With CADCAM, pupils can produce sophisticated design graphics. George Cole explains what it is and how to get it.
Daniel Wimbush, aged 13, handles a sophisticated CADCAM (computer aided designcomputer aided manufacture) package with the ease and confidence of a professional. On Daniel's computer screen is a minidisc audio player he has designed, and with just a few clicks on a mouse button, he spins and rotates the player, divides the screen into four to give several different viewpoints, and then changes the colours.
Daniel is part of a Year 9 graphics group at Theale Green Community School in Reading, an 11-18 school that is committed to putting CADCAM into the curriculum. Theale Green is part of an ambitious project - the CADCAM in Schools Initiative - which aims to raise the profile of CADCAM in schools. The initiative is managed by the Design and Technology Association (DATA), and schools taking part in the project receive a free copy of ProDesktop, a CADCAM package developed by Parametric Technology Corporation and widely used throughout industry.
There are many misconceptions about CADCAM. One is that you need very powerful computers to use it and another is that it can only be used by higher-ability pupils or older students. Not so, says Simon Badcock, Theale Green's co-ordinator of technology education: "Young people surprise you when they use CADCAM, and it means different things to students with different abilities. Lower-ability pupils can produce high-quality work with it and keep up with more able ones when it comes to presentation. This helps their motivation, particularly for the boys."
Theale Green's Year 9 graphics groups were the first to use ProDesktop, and in the lesson I visit, the students are using the software to design the casing for a CD, tape or minidisc player.

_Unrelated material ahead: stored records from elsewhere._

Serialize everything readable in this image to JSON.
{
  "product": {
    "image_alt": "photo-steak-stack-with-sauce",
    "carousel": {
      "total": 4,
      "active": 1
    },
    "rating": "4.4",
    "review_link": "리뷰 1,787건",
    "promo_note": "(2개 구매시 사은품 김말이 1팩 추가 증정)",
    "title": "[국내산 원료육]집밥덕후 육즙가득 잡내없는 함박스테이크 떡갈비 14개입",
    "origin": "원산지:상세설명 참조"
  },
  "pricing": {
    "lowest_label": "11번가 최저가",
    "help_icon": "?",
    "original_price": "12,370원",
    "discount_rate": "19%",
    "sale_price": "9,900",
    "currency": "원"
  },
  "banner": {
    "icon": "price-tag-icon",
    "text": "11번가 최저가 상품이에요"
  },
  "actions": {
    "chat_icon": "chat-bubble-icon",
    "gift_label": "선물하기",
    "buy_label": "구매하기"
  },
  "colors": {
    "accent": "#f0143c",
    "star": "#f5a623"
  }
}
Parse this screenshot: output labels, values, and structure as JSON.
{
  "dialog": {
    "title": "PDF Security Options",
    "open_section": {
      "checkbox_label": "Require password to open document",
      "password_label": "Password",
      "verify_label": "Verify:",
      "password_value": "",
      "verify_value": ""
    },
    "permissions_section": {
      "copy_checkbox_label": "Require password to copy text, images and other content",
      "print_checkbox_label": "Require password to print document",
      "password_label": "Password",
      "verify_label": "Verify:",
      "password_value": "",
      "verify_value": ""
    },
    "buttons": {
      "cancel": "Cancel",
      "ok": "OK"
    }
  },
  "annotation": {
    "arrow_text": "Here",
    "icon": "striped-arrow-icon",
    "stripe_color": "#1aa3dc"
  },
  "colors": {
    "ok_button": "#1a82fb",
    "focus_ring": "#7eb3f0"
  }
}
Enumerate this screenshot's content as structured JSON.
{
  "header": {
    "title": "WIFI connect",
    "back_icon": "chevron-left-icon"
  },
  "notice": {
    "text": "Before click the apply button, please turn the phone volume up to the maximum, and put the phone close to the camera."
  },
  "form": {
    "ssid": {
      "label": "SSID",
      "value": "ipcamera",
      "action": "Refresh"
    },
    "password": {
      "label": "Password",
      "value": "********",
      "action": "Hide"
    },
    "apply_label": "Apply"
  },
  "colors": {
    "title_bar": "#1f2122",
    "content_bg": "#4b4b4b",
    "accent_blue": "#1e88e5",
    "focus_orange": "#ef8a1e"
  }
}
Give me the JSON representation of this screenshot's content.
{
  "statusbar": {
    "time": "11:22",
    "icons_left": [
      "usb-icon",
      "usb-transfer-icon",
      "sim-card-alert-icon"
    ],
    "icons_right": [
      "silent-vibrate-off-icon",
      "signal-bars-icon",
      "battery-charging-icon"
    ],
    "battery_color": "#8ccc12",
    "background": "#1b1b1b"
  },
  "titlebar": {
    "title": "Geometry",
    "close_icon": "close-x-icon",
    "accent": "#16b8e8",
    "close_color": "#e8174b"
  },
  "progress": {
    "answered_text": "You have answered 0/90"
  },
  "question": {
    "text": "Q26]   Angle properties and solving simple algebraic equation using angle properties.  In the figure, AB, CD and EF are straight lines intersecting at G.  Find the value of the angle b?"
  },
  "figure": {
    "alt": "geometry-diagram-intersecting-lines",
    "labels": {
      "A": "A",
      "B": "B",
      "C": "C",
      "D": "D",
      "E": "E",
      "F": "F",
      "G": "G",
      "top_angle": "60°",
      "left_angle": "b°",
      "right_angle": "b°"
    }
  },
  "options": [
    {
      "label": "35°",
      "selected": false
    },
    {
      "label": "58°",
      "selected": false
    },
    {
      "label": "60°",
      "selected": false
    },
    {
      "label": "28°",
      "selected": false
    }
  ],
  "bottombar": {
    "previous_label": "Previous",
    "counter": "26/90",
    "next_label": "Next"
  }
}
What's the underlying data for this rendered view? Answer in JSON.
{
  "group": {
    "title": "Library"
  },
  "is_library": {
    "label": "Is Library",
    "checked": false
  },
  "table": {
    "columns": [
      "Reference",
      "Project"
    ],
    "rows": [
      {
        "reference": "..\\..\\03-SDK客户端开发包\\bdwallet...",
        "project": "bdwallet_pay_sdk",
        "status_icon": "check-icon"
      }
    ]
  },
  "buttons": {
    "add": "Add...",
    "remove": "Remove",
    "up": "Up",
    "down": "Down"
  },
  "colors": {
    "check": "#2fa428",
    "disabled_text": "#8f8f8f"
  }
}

There are 24 computers in the graphics classroom, grouped into three islands of eight PCs. Teacher Steve Herd moves around the room offering help here and there but, for the most part, the pupils are working by themselves, or helping each other.
Alice Bishop, aged 14, has designed a star-shaped CD player and sitting next to her is Pru Bamberger, who is putting the finishing touches to a tape player that has a brick design: "Using this software is good because if you do something wrong, you can change it," says Pru. James Webb, also 14, has already designed a CD player in the shape of a musical note, and now he's experimenting on another design. "The nice thing is that you can try things out," he says. "I still like using pencil and paper, but this is quicker - circles can be exact. And it's very easy to change colours, whereas if you do that on paper, you can ruin your design when rubbing out."
Simon Badcock says the aim is to use ProDesktop with pupils of all ages and abilities. Year 7 students will use it to design a wristwatch, and it is now being used by Year 9 and 10 graphics students. Year 10 pupils already have the option to use CADCAM for their exam project work, and some A-level students are using it for a module on communication devices. Every summer term, Year 6 pupils from local primary schools visit Theale Green school on a taster day, and there are plans to use the software with them next year.
"We're trying to make CADCAM as versatile as possible and we want to use it in all aspects of design and technology," says Mr Badcock. Some textiles work already involves CADCAM and there are plans to include it in the work schemes for Year 10 electronics, for designing printed circuit boards, and food and nutrition - one idea is to use the software for designing pastry cutters. Lisa Hackett is a teacher of textiles, and has been responsible for integrating it with her subject. She has used CADCAM with Years 7-11. During a textiles lesson, pupils can draw their designs, scan them into a computer and then use the software to create elaborate stitching, patterns and colours. CADCAM has been used for fashion and interior design work and to create hats, T-shirts, cushions and even a wedding dress.
"CADCAM offers lower-ability children a helping hand. Higher-ability students can make the most of their creativity," says Lisa Hackett. "The quality of work is so good, and it can be done much more quickly, especially if it involves fancy stitching or an elaborate logo." Simon Badcock says the computer work does not replace traditional graphics skills, and the split between CADCAM and conventional graphics work is about 50:50. "You're still going through the same thought processes whether it's on paper or on a computer," he says. To bring both sides of graphics work together, students can design on paper and then develop their idea on a computer.
Mr Badcock emphasises that it takes time to train students how to use the software, although once this hurdle has been passed, pupils can create amazing design work. Another issue is converting a 2-D design on a computer screen into a 3-D model that can be held by the student. Theale Green has two machines that can do this, but they are not cheap - one costs pound;12,000 and the other is pound;700. "I think this is the biggest challenge. We can print out designs in colour, but it's a world away from holding something you've designed," says Mr Badcock. "We've got this industrial-strength software in schools, now we need the hardware to make designs a reality. I'm sure it will happen."